Read the lines below. Copy out any that hold the string "data".

App and web page records
....
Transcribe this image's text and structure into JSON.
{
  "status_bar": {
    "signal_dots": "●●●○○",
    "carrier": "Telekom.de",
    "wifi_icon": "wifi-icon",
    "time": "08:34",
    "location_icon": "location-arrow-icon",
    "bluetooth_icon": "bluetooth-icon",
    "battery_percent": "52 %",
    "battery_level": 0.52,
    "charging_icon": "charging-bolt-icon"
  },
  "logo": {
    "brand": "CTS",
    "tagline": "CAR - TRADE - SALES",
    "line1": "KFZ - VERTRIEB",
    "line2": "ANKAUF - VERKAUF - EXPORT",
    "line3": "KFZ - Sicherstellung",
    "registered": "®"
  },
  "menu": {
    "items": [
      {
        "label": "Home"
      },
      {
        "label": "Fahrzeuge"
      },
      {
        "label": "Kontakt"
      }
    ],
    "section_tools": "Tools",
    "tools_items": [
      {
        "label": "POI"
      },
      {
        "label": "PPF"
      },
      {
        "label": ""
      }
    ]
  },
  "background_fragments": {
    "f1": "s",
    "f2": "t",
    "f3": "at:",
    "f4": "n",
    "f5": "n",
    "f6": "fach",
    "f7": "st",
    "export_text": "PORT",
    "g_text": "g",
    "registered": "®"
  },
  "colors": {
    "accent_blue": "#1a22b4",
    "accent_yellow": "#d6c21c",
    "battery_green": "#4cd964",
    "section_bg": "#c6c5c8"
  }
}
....
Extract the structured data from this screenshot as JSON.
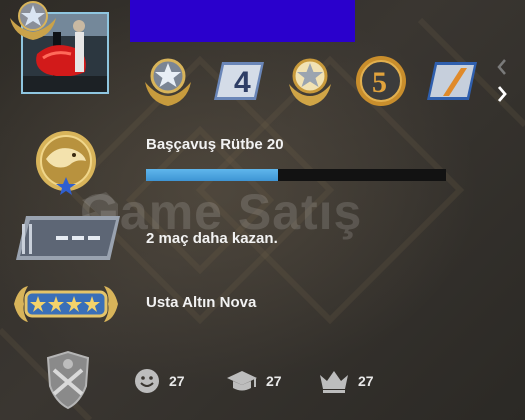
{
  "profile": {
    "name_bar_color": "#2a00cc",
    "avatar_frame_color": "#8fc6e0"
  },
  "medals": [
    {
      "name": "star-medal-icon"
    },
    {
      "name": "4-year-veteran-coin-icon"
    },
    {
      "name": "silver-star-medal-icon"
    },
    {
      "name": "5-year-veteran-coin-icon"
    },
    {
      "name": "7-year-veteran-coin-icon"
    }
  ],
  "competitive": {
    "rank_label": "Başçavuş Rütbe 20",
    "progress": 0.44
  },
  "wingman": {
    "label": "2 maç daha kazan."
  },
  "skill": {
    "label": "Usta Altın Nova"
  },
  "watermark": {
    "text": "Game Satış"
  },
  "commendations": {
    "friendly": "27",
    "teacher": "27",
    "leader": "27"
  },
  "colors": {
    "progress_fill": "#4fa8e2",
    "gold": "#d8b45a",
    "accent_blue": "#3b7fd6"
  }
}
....
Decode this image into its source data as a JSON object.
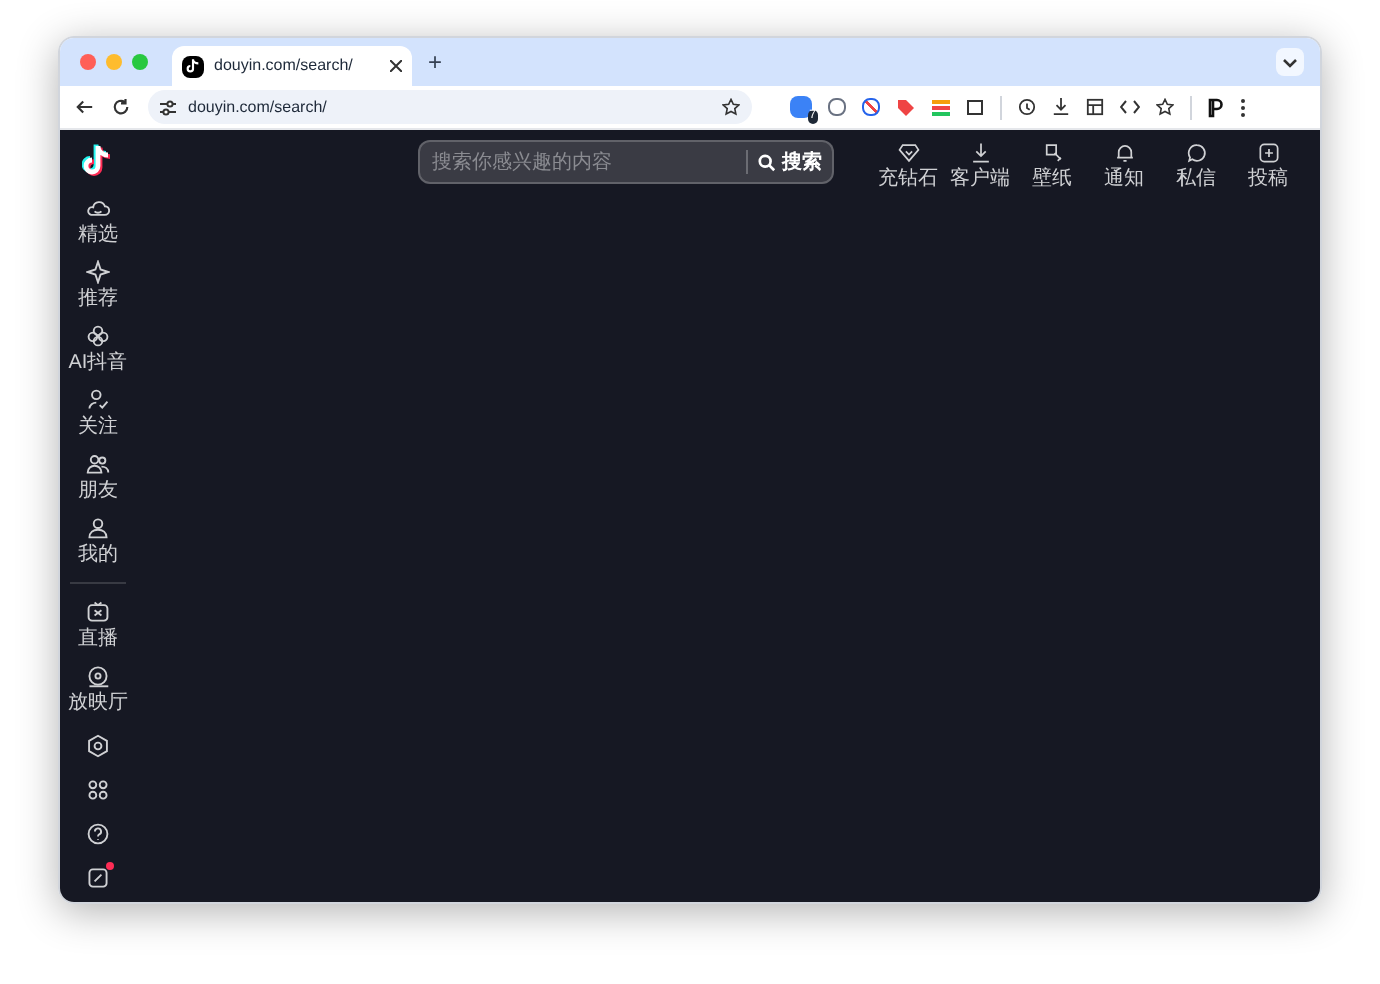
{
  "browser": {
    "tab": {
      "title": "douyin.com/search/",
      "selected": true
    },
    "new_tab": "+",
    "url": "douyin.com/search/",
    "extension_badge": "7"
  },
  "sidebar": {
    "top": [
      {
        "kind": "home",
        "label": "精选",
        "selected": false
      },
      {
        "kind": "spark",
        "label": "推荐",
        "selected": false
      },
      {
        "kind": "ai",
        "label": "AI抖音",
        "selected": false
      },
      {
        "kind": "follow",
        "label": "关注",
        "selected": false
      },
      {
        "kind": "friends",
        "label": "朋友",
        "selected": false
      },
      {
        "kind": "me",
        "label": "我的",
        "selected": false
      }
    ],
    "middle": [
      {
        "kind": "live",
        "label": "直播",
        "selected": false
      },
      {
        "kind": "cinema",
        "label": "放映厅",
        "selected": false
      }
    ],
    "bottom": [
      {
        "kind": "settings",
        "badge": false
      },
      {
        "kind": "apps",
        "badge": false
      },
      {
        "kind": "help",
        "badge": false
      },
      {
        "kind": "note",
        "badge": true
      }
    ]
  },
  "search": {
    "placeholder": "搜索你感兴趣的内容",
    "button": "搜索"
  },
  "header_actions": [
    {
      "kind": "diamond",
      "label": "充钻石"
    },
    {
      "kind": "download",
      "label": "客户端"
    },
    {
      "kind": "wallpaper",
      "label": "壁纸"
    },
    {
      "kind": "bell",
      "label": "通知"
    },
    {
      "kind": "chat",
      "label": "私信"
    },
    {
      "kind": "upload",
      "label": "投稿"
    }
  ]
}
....
| Written solution |
Extract the structured data from this screenshot as JSON.
Decode this image into its source data as a JSON object.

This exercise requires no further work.